One of Bob Oster's CEO friends wrote this. Bob respects him highly. . .
I have no idea who Bob Oster is. But with the title "My 6 month evaluation of the Obama presidency," I know what to expect. It's a scary negative performance review, with a long list of failures, disapointments, and worse.
I'll only share one:
21. Failing to support the freedom-loving citizens in Honduras and Iran (and instead, giving comfort to their dictators) to say nothing of his ineffectiveness with North Korea and anti-Israeli pronouncements.
If anything makes me crazy, it's written information people circulate without attributing the writer. It took about 30 seconds to find the name of this "anonymous" author: Jimmy V. Adams.
Adams is a principal in L3 Communications. If you didn't know he was a retired 4-star general, you might think that's a public relations firm. Knowing that, you're not surprised to find out that it's a defense contractor, supplying command, control, surveillance, and reconnaissance. Not just any contractor: with 66,000 employees, it's the 6th largest defense contractor in the US, with revenues in the range of $15 billion last year.
As the company's annual report states, rather dryly, "The defense industry has been a steady performer through all economic climates." Like any publicly traded company, its goal is growth. I don't much like to think about what steady growth in the defense industry means, but there you go.
Anyway, I'd never heard of L3 Communications. Though I have heard of Lehman Brothers, the third L in the name, and some of the companies L3 has swallowed whole or in part: Lockheed, Martin Marietta, Titan, and a chunk of Raytheon. Having a name that's not especially memorable helps when you get sued for letting your employees abuse prisoners at Abu Gharaib. Nobody makes the connection.
When you start peeling these onions, one layer leads to the next. I could go on and on and on. But this time I'll spare you.
The point is, check the source of your information. What somebody's smart friend thinks might be a little colored by his circumstances. You may agree with Jimmy V, but you should know who he is and why he might be saying what he's saying.
I'm feeling a little sorry for Wauwatosa school superintendent Phil Ertl. In deciding to forbid real-time viewing of a presidential speech, he's opened the door further for groups of parents with special interests to approve or censor curricula. And that can be a real headache.
Imagine trying to get consensus about anything except, maybe, math. Not enough of us understand that well enough to have political opinions about which math facts are dangerous.
Who should determine what's the right educational content for kids? What's the proper political stance for school? Who decides? Parents or the government?
It's a trick question, because parents are the government. We elect officials democratically, including school boards, and in order to have a well-functioning society, we agree to go along with the rule of the majority and the law.

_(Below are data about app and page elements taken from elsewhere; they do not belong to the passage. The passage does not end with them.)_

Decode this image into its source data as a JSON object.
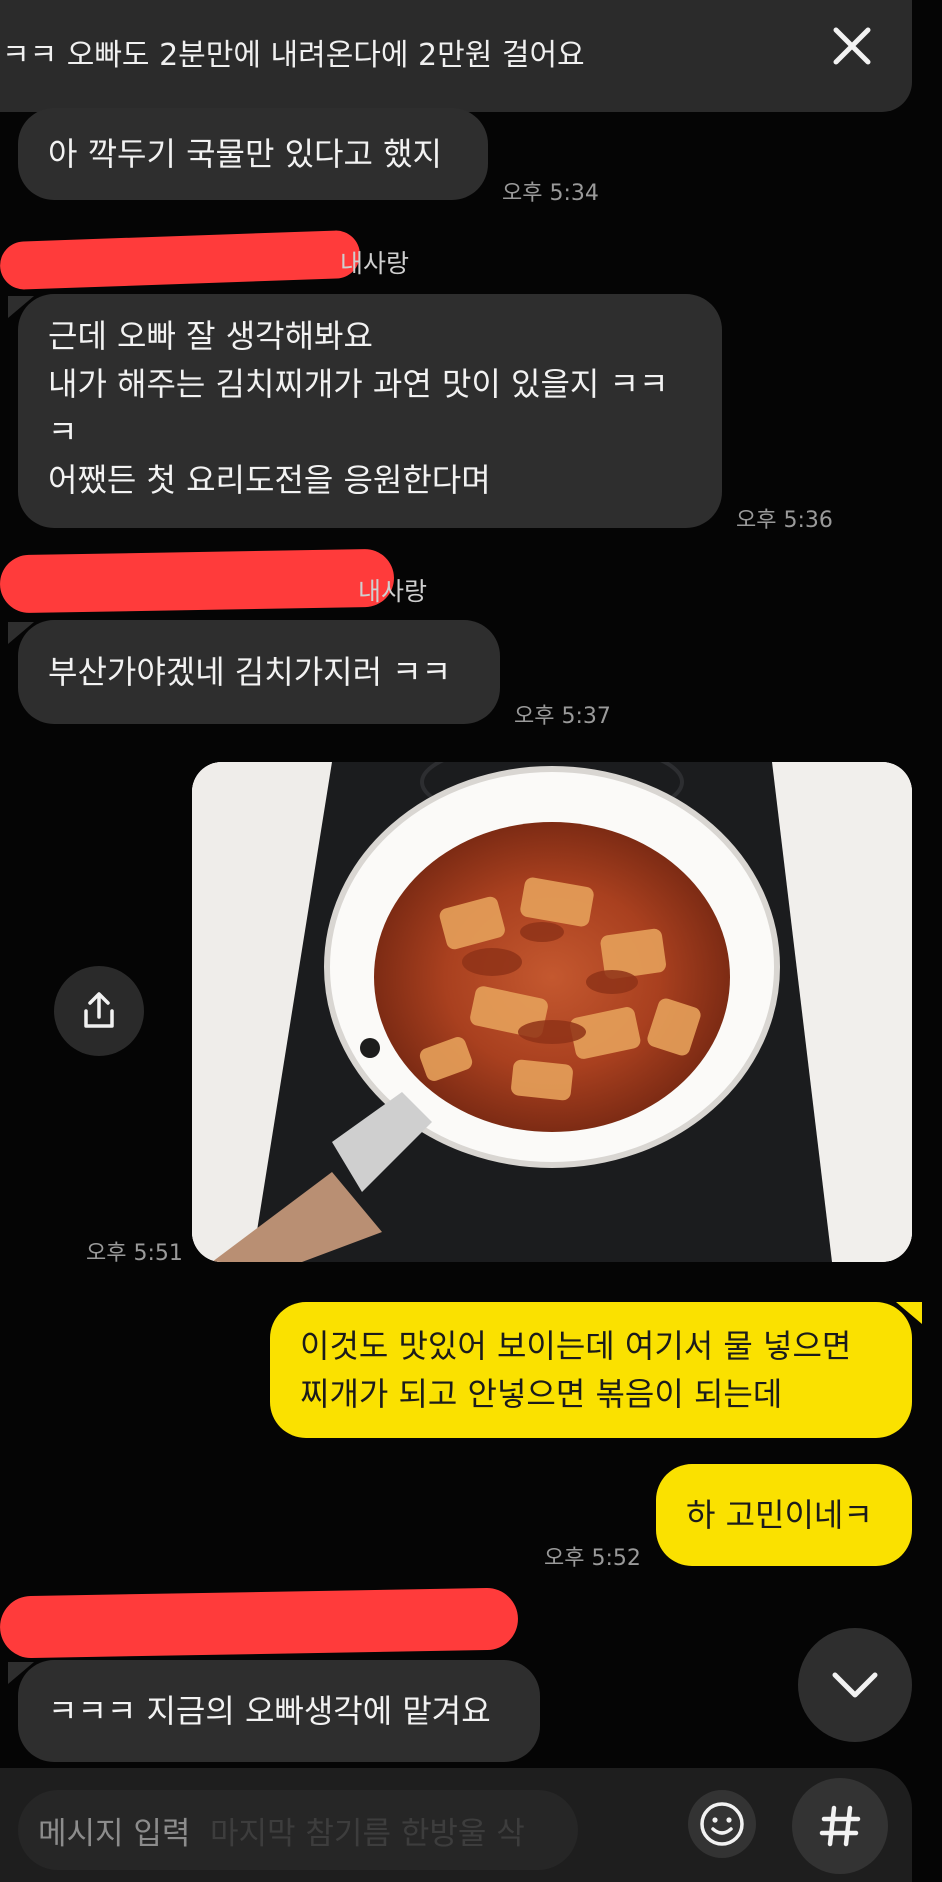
{
  "banner": {
    "text": "ㅋㅋ 오빠도 2분만에 내려온다에 2만원 걸어요",
    "close_icon": "close-icon"
  },
  "messages": [
    {
      "text": "아 깍두기 국물만 있다고 했지",
      "time": "오후 5:34"
    },
    {
      "sender": "내사랑",
      "lines": [
        "근데 오빠 잘 생각해봐요",
        "내가 해주는 김치찌개가 과연 맛이 있을지 ㅋㅋ",
        "ㅋ",
        "어쨌든 첫 요리도전을 응원한다며"
      ],
      "time": "오후 5:36"
    },
    {
      "sender": "내사랑",
      "text": "부산가야겠네 김치가지러 ㅋㅋ",
      "time": "오후 5:37"
    },
    {
      "type": "photo",
      "time": "오후 5:51",
      "share_icon": "share-icon"
    },
    {
      "mine": true,
      "lines": [
        "이것도 맛있어 보이는데 여기서 물 넣으면",
        "찌개가 되고 안넣으면 볶음이 되는데"
      ]
    },
    {
      "mine": true,
      "text": "하 고민이네ㅋ",
      "time": "오후 5:52"
    },
    {
      "text": "ㅋㅋㅋ 지금의 오빠생각에 맡겨요"
    }
  ],
  "input": {
    "placeholder": "메시지 입력",
    "ghost_text": "마지막 참기름 한방울 삭"
  },
  "colors": {
    "background": "#050505",
    "bubble_other": "#2e2e2e",
    "bubble_mine": "#fae100",
    "redaction": "#ff3b3b"
  }
}
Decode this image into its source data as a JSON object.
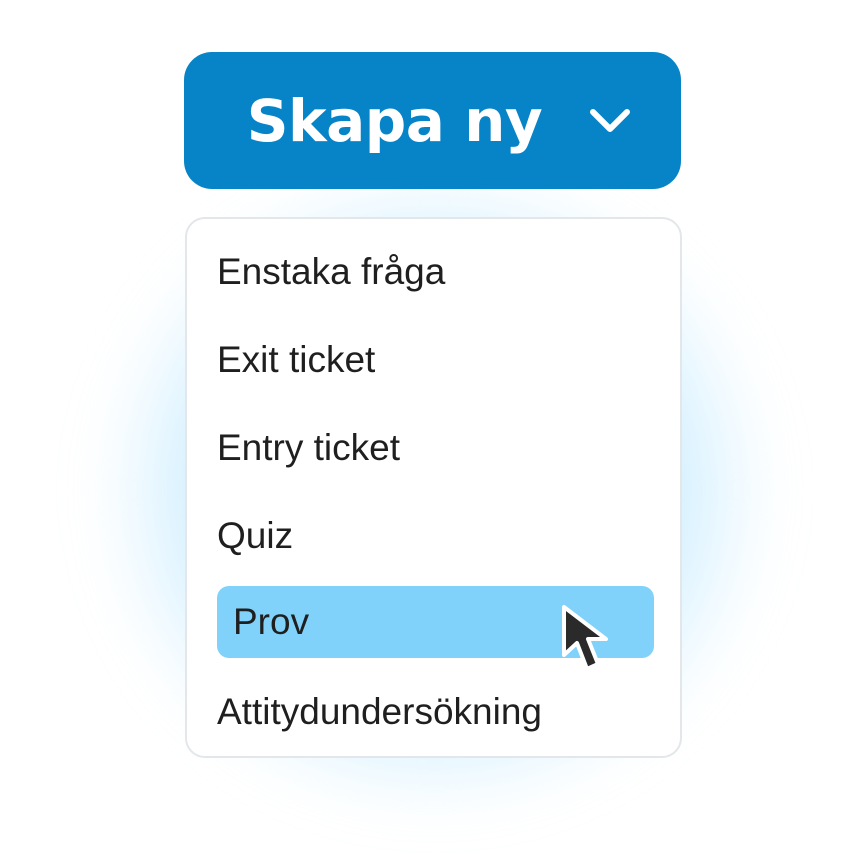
{
  "create_button": {
    "label": "Skapa ny",
    "icon": "chevron-down-icon",
    "color": "#0784c8"
  },
  "menu": {
    "items": [
      {
        "label": "Enstaka fråga",
        "selected": false
      },
      {
        "label": "Exit ticket",
        "selected": false
      },
      {
        "label": "Entry ticket",
        "selected": false
      },
      {
        "label": "Quiz",
        "selected": false
      },
      {
        "label": "Prov",
        "selected": true
      },
      {
        "label": "Attitydundersökning",
        "selected": false
      }
    ],
    "highlight_color": "#80d2fb"
  },
  "pointer": {
    "icon": "mouse-pointer-icon"
  }
}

Which raises the question whether the employee Ertl or the elected school board should have made that decision. But I digress.
No matter how beautiful Colorado is, some things make you appreciate Wisconsin. The ease of getting through airport security here is one. And skin loves the moisture in our air.
We had a whirlwind weekend trip for daughter Annie's wedding. This being the start of the school year for Geo, Liz, and me, we couldn't stay as long as we might have liked. But we made it west for the preparations, the main event at a lovely log lodge near Estes Park, and a half day of stunned unwinding before heading back.
In these days of incivility, it takes a brave person to say "I think I made a mistake." You can be certain that the folks who love a fight will rise up with indignation to call you a flip-flopper. Vacillator. Caver-in-er. Neville-Chamberlain-appeaser.
I'm not sure when people began to mistake rigidity and denial of any flaws for good character. But I think they ought to apologize.